→ **What this task involves**: Repeat, exactly and completely, the entries shown underneath.
<<<<
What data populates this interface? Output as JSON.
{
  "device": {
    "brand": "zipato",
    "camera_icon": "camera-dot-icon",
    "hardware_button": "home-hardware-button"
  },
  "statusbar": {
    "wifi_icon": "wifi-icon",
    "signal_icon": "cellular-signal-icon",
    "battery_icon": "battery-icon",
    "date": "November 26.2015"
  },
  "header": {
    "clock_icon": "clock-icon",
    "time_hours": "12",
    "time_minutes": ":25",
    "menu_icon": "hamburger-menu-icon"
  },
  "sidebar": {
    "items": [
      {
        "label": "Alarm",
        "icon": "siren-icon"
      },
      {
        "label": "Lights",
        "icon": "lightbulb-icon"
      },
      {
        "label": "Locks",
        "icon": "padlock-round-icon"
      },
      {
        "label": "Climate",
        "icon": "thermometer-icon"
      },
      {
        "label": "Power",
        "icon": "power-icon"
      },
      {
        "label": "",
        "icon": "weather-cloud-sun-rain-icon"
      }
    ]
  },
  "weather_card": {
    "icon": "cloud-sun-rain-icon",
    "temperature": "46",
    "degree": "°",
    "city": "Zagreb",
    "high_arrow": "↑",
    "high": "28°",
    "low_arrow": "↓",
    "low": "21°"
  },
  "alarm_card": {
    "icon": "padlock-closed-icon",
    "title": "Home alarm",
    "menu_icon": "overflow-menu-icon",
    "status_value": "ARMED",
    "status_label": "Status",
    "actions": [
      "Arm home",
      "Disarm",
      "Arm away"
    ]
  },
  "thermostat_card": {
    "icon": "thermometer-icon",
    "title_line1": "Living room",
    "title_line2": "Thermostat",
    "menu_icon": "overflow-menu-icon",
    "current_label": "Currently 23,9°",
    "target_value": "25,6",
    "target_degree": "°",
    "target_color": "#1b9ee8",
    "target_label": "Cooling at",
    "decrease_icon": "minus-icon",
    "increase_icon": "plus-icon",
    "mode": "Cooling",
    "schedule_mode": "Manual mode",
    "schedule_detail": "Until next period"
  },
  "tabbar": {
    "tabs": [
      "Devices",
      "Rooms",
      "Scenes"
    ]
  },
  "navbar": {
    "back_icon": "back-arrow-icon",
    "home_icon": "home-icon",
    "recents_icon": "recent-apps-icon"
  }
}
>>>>
→ **Written answer**:
What data populates this interface? Output as JSON.
{
  "device": {
    "brand": "zipato",
    "camera_icon": "camera-dot-icon",
    "hardware_button": "home-hardware-button"
  },
  "statusbar": {
    "wifi_icon": "wifi-icon",
    "signal_icon": "cellular-signal-icon",
    "battery_icon": "battery-icon",
    "date": "November 26.2015"
  },
  "header": {
    "clock_icon": "clock-icon",
    "time_hours": "12",
    "time_minutes": ":25",
    "menu_icon": "hamburger-menu-icon"
  },
  "sidebar": {
    "items": [
      {
        "label": "Alarm",
        "icon": "siren-icon"
      },
      {
        "label": "Lights",
        "icon": "lightbulb-icon"
      },
      {
        "label": "Locks",
        "icon": "padlock-round-icon"
      },
      {
        "label": "Climate",
        "icon": "thermometer-icon"
      },
      {
        "label": "Power",
        "icon": "power-icon"
      },
      {
        "label": "",
        "icon": "weather-cloud-sun-rain-icon"
      }
    ]
  },
  "weather_card": {
    "icon": "cloud-sun-rain-icon",
    "temperature": "46",
    "degree": "°",
    "city": "Zagreb",
    "high_arrow": "↑",
    "high": "28°",
    "low_arrow": "↓",
    "low": "21°"
  },
  "alarm_card": {
    "icon": "padlock-closed-icon",
    "title": "Home alarm",
    "menu_icon": "overflow-menu-icon",
    "status_value": "ARMED",
    "status_label": "Status",
    "actions": [
      "Arm home",
      "Disarm",
      "Arm away"
    ]
  },
  "thermostat_card": {
    "icon": "thermometer-icon",
    "title_line1": "Living room",
    "title_line2": "Thermostat",
    "menu_icon": "overflow-menu-icon",
    "current_label": "Currently 23,9°",
    "target_value": "25,6",
    "target_degree": "°",
    "target_color": "#1b9ee8",
    "target_label": "Cooling at",
    "decrease_icon": "minus-icon",
    "increase_icon": "plus-icon",
    "mode": "Cooling",
    "schedule_mode": "Manual mode",
    "schedule_detail": "Until next period"
  },
  "tabbar": {
    "tabs": [
      "Devices",
      "Rooms",
      "Scenes"
    ]
  },
  "navbar": {
    "back_icon": "back-arrow-icon",
    "home_icon": "home-icon",
    "recents_icon": "recent-apps-icon"
  }
}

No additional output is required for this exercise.